There are therefore several means of obtaining an ECG using portable technology, to capture a reading at the time of an individual’s heart palpitations without needing to attend the hospital site. Traditionally, continuous ECG monitors (Holter monitors) are used and these provide excellent diagnostic quality ECGs. However, if your heart palpitations occur infrequently, an event recorder can be provided, for you to record your own ECG at the time of your typical palpitations.
In recent times, wearable technology, including Apple, Garmin and Fitbit devices, have become more prevalent. The latest versions of these devices are typically able to record an ECG to aid with your diagnosis.
If your heart palpitations occur very infrequently and there is a high suspicion of a concerning heart rhythm disorder, particularly if there are other associated symptoms such as blackouts, a small monitor (implantable loop recorder) can be injected under the skin of your chest. This can then be connected to your smartphone via Bluetooth and any significant arrhythmia sent directly to a monitoring station on the hospital site. These monitors typically stay in place for up to 3 years, or until a heart rhythm diagnosis is achieved.
In addition to ECG monitoring, additional tests can often provide a fuller picture of your heart’s health and exclude underlying conditions as the reason for developing a heart rhythm problem. In particular, an echocardiogram scan is frequently employed to ensure that your palpitations are not being caused by an issue with your heart valves or your heart’s function as a pump. This may be supplemented by other scans, particularly CT or MRI scans, or blood tests, if needed.
Treatment of heart palpitations depends on the underlying cause, underscoring the need to obtain the correct diagnosis with appropriate tests.
Isolated ectopy is often treatment with reassurance, sometimes with the addition of mindfulness techniques. However, palpitations due to ectopy and resistant to these measures usually respond to medication and, in rare cases, invasive treatment with an ablation.
Heart palpitations caused by sustained rhythm disorders usually require medication or an invasive heart treatment to regulate the rhythm. If there is an increased risk of stroke, mitigation of this risk with medication needs to be considered. In addition, if the rhythm disorder is found to be due to underlying heart disease, this will also need to be identified and treated appropriately.

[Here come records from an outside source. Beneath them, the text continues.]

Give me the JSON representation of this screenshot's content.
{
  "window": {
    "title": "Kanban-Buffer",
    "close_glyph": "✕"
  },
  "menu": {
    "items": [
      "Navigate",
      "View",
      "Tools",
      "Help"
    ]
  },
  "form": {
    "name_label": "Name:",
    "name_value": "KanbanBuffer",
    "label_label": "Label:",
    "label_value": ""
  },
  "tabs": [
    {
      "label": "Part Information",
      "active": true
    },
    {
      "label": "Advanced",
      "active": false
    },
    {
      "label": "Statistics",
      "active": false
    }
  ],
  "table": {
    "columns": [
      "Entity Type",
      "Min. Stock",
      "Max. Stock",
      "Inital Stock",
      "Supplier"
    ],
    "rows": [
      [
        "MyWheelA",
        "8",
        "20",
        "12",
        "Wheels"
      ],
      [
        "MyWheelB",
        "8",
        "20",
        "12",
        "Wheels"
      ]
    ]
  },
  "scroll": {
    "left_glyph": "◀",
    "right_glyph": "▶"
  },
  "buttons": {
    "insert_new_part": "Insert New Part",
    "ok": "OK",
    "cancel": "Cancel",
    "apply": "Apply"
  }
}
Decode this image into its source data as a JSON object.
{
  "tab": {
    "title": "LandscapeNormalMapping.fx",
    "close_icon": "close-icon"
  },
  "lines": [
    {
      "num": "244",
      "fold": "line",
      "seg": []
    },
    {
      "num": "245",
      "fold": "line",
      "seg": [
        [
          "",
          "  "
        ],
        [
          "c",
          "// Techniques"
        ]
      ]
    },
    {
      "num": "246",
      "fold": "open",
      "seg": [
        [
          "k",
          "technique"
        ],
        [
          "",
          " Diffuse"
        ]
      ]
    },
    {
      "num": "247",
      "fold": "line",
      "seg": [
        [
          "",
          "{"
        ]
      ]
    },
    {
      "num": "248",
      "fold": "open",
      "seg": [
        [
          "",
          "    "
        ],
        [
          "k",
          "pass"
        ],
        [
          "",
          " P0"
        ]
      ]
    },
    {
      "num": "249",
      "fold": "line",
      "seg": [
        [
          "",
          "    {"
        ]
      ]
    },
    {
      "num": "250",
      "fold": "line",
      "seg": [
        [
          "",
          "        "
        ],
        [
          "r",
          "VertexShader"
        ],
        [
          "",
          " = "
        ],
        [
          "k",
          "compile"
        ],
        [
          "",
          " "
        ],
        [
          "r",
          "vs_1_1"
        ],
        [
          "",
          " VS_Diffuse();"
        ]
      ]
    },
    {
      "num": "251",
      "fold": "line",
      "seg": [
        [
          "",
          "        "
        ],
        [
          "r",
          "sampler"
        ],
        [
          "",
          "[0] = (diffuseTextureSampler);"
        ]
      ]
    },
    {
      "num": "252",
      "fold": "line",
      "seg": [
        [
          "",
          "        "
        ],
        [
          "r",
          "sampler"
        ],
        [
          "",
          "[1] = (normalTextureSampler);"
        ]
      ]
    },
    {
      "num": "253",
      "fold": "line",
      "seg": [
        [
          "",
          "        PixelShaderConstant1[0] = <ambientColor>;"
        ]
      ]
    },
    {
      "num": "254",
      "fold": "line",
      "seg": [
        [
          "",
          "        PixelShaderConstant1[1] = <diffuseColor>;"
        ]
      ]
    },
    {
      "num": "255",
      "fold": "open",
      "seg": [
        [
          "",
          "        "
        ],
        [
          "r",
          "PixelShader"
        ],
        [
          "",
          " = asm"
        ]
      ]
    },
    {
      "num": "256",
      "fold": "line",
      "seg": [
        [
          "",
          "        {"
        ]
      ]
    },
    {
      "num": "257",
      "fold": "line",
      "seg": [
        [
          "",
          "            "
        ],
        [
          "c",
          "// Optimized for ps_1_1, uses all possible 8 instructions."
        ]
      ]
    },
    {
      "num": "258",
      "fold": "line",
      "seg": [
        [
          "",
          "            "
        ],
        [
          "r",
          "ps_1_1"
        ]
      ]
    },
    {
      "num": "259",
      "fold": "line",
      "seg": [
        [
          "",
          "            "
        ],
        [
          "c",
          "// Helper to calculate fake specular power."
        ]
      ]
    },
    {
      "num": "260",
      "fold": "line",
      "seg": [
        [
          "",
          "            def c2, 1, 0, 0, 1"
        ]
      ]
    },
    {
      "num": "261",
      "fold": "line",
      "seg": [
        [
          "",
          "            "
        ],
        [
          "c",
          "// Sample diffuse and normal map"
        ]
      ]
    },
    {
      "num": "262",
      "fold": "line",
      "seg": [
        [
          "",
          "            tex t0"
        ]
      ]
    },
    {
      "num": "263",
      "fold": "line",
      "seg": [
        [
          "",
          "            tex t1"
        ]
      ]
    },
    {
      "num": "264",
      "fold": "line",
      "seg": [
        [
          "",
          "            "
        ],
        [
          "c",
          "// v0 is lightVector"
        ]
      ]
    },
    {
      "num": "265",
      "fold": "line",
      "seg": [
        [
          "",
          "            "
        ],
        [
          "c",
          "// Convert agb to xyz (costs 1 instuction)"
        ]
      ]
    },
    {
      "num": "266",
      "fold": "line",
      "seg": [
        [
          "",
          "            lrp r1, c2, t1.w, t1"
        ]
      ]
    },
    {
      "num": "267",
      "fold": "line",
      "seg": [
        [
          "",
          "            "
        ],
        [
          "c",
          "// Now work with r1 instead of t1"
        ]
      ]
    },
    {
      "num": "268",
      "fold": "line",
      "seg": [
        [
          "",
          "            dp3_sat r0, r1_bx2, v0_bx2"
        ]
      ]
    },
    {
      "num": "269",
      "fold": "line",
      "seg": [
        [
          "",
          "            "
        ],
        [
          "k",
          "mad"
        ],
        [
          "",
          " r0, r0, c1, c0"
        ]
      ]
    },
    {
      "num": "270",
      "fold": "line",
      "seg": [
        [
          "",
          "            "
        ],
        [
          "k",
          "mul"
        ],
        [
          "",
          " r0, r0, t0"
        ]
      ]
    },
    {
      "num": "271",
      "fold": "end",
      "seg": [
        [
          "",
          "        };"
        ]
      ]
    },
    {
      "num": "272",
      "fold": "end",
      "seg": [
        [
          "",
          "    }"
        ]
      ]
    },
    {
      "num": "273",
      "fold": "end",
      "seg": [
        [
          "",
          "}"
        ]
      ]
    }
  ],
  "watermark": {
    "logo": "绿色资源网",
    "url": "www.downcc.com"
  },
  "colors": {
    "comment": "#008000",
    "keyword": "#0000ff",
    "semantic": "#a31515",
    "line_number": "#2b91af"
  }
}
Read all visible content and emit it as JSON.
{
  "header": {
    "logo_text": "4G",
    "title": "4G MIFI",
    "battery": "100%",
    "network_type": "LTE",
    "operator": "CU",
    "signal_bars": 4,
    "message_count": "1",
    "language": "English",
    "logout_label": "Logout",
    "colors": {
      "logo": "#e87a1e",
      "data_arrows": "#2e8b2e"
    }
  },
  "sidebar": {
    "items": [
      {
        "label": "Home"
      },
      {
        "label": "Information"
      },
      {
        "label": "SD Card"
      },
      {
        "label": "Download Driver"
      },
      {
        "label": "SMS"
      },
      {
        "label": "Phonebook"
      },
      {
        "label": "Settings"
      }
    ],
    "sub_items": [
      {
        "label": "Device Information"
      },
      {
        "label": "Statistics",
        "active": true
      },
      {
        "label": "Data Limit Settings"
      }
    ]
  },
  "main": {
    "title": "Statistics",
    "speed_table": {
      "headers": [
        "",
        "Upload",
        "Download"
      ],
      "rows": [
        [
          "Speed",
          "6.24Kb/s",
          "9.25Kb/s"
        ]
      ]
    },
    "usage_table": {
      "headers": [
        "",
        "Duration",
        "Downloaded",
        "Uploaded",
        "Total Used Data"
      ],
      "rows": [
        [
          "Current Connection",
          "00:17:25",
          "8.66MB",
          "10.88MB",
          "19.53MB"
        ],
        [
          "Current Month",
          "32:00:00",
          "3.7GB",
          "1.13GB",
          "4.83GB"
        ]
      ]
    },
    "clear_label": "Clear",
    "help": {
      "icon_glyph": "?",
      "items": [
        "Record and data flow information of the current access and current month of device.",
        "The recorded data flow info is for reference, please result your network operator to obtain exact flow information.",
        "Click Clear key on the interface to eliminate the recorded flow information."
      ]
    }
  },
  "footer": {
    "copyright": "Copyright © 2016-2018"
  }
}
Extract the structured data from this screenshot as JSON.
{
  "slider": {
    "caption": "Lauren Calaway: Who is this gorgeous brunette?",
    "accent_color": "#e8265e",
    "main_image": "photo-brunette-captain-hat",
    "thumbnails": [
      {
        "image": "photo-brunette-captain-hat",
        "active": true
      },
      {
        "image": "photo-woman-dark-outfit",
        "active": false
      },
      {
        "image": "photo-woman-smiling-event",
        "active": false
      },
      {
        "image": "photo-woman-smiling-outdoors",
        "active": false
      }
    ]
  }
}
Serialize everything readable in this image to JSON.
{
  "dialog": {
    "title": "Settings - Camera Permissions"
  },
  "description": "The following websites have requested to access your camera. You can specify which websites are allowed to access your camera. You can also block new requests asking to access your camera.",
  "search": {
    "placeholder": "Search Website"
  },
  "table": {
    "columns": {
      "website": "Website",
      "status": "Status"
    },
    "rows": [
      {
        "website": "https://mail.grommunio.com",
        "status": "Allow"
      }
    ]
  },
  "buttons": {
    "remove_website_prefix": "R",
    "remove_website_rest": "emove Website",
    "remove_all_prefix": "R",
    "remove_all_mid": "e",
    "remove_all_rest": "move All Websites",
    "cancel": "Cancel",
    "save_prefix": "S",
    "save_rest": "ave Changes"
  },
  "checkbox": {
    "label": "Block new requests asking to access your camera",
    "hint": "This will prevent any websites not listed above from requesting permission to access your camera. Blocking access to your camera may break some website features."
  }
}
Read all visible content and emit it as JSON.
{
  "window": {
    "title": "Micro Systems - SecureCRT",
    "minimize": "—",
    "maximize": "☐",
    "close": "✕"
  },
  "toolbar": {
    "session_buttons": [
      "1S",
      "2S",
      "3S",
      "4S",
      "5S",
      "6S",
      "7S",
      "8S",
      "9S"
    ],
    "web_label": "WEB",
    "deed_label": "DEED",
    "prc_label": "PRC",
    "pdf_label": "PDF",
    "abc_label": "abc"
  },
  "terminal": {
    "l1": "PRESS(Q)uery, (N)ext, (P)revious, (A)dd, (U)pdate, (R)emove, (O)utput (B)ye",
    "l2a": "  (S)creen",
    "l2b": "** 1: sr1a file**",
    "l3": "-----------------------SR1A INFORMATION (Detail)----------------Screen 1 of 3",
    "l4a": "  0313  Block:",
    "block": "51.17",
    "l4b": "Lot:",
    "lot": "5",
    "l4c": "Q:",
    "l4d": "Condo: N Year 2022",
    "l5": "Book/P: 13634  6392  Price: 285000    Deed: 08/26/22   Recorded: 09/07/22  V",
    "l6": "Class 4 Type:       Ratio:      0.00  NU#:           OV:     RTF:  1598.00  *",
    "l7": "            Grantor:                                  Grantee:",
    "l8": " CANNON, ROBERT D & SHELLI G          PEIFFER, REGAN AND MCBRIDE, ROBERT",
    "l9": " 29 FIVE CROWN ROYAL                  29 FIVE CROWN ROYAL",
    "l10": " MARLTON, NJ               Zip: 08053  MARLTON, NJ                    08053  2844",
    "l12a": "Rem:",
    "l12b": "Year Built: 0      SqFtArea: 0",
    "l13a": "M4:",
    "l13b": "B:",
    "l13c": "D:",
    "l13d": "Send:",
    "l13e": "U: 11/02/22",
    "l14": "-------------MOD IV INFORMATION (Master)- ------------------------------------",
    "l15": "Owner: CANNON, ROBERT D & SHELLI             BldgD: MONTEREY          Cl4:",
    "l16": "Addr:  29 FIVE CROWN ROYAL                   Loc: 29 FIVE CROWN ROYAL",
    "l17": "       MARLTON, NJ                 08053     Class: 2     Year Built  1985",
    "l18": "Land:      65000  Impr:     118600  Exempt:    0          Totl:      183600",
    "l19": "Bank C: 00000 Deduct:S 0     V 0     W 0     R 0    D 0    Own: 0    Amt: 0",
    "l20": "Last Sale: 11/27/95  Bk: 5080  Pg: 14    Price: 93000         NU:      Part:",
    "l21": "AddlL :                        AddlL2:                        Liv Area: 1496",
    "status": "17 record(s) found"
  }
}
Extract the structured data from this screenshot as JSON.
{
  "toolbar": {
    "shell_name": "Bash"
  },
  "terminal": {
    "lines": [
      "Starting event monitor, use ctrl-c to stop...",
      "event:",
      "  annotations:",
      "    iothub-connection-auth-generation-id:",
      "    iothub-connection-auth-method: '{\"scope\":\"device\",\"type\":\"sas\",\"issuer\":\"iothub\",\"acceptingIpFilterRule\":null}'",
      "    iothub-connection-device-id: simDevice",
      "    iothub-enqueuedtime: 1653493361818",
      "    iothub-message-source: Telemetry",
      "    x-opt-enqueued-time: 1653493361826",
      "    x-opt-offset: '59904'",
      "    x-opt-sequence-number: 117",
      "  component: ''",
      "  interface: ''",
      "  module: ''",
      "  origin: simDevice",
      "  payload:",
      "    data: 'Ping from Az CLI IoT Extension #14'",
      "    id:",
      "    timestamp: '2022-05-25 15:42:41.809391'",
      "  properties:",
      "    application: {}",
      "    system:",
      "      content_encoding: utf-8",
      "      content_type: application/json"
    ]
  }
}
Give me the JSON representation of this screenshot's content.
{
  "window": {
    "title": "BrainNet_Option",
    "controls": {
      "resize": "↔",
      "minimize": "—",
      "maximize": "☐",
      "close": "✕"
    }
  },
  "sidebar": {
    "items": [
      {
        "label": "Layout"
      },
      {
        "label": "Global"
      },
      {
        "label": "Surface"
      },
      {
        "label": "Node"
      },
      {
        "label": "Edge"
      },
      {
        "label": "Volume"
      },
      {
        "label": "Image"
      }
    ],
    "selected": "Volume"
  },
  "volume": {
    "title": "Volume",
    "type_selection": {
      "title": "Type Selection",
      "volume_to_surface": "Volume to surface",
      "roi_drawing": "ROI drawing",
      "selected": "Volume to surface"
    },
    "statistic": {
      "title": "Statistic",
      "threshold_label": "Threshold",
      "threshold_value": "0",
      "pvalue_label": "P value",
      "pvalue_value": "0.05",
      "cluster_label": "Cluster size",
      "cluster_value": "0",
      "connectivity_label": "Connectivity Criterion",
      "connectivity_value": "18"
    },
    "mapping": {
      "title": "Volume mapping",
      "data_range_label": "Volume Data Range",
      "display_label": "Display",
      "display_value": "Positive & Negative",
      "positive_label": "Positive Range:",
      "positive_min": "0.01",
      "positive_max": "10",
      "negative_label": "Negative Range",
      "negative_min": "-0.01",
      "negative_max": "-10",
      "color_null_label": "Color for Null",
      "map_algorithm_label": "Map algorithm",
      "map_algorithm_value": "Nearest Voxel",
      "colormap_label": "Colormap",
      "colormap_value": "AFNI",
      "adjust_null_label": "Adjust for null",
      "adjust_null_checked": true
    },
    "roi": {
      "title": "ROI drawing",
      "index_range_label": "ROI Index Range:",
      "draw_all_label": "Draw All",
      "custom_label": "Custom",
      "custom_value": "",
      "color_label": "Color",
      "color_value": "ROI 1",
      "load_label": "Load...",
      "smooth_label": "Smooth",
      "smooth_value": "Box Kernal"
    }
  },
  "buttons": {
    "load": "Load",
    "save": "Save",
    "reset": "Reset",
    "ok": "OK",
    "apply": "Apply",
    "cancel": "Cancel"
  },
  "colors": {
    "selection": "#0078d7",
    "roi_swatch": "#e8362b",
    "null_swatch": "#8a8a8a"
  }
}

Keeping your heart in good health can help prevent disorders from leading to heart palpitations. In particular, it is helpful to moderate your alcohol and caffeinated drink intake, alleviate stress and anxiety (if possible), identify medications which may be contributing to your palpitations and ensure that any underlying heart disease is promptly diagnosed and treated.
Are Heart Palpitations Dangerous?
You should seek emergency medical attention and attend the hospital site if your palpitations are persistent and in particular if you feel generally unwell, are suffering from chest pain or have lost consciousness in association with your heart palpitations.
When Should I Worry About My Heart Health?
You should seek the advice of a medical professional if your palpitations are concerning you. Although the majority of people suffering from palpitations do not have underlying heart disease, it is particularly important to seek help if your palpitations are sustained, rather than fleeting, or if they are associated with other symptoms.
Heart palpitations are a common reason to seek the advice of a heart specialist. Although the majority of individuals with palpitations have symptomatic extra beats (isolated ectopy), securing a clear rhythm diagnosis provides reassurance where this is the case and allows for prompt treatment of a sustained rhythm disorder, should this be detected.
You may be interested in reading other heart condition: Atrial Flutter